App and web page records
---+---
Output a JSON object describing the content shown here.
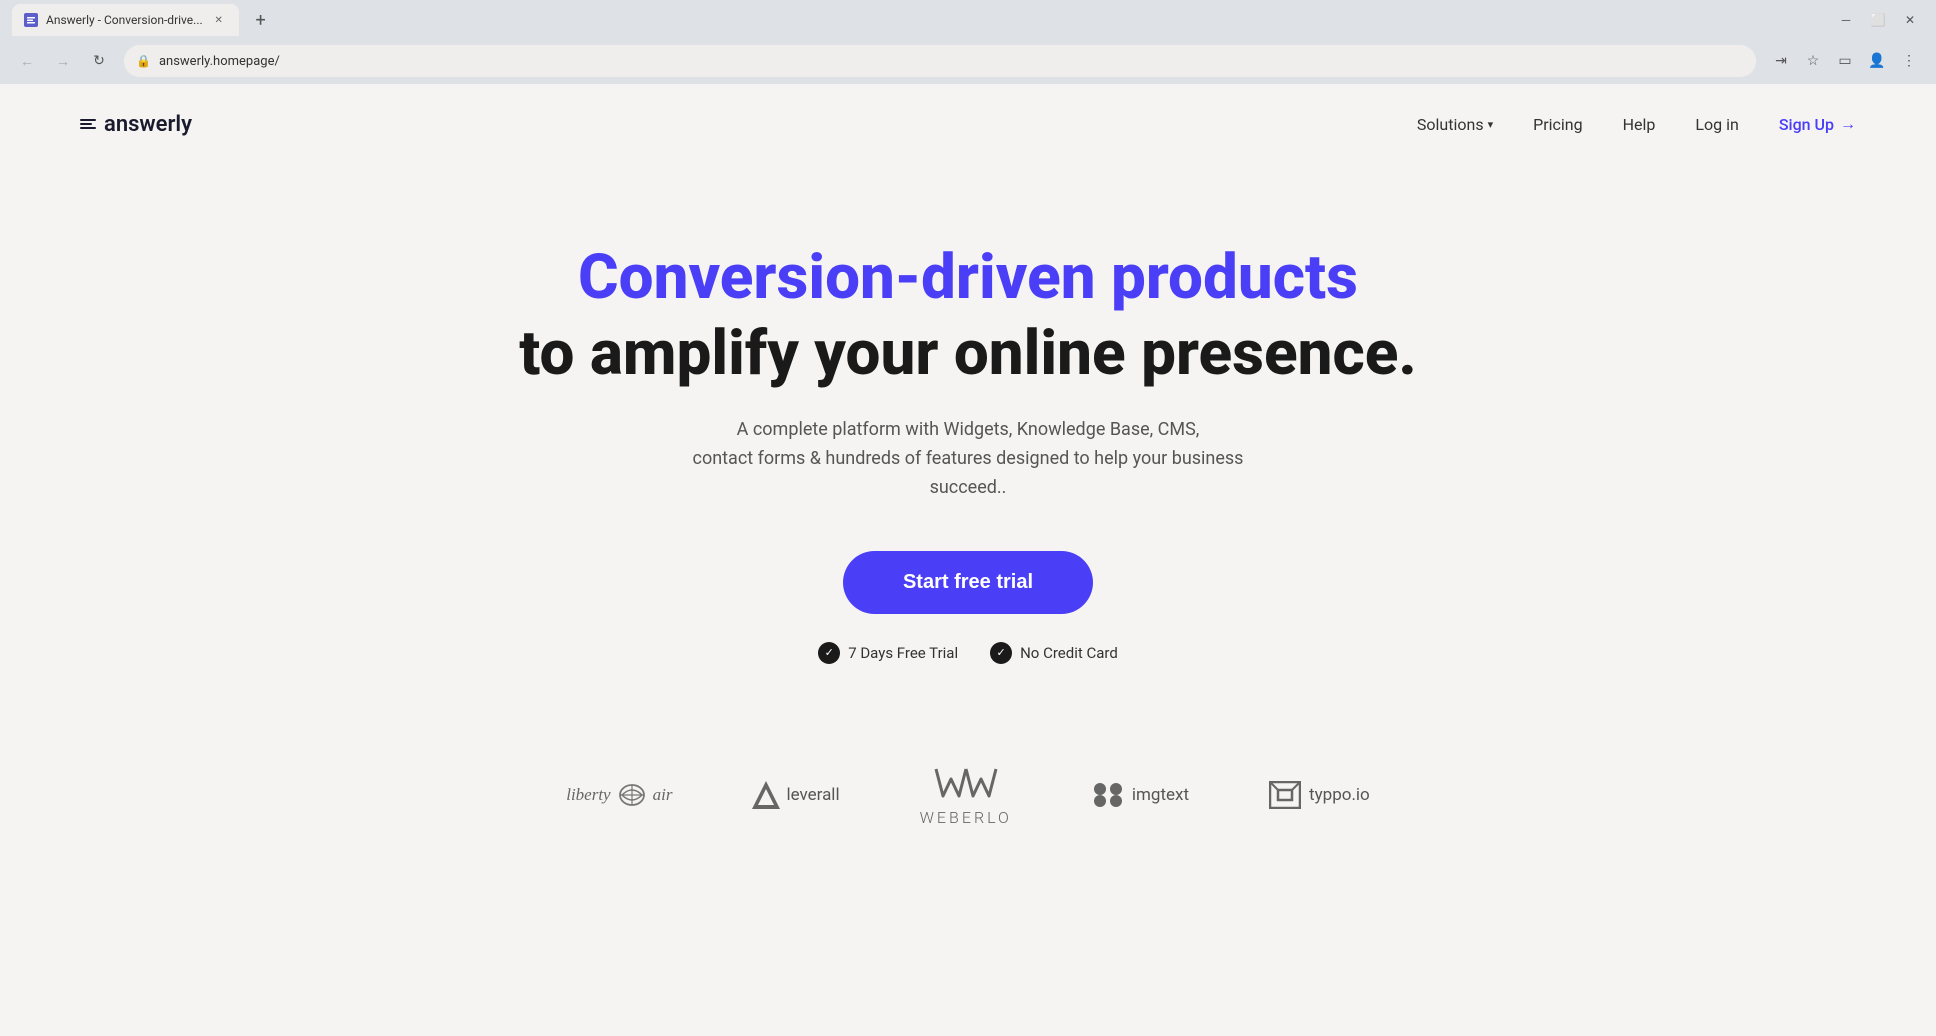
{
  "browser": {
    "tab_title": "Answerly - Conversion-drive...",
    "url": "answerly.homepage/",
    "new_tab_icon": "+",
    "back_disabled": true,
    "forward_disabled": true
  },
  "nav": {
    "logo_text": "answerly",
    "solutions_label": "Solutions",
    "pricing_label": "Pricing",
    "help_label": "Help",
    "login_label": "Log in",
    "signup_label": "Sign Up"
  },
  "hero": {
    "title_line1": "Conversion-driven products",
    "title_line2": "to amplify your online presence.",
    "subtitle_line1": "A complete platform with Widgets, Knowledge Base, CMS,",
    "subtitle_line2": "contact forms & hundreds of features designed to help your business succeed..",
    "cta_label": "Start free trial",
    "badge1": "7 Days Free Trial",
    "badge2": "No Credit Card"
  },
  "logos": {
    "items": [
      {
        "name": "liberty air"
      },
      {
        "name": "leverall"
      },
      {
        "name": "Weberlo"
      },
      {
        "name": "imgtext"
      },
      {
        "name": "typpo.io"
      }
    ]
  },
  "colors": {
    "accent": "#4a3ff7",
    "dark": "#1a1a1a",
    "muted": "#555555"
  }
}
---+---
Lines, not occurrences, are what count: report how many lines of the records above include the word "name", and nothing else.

*Reply:* 5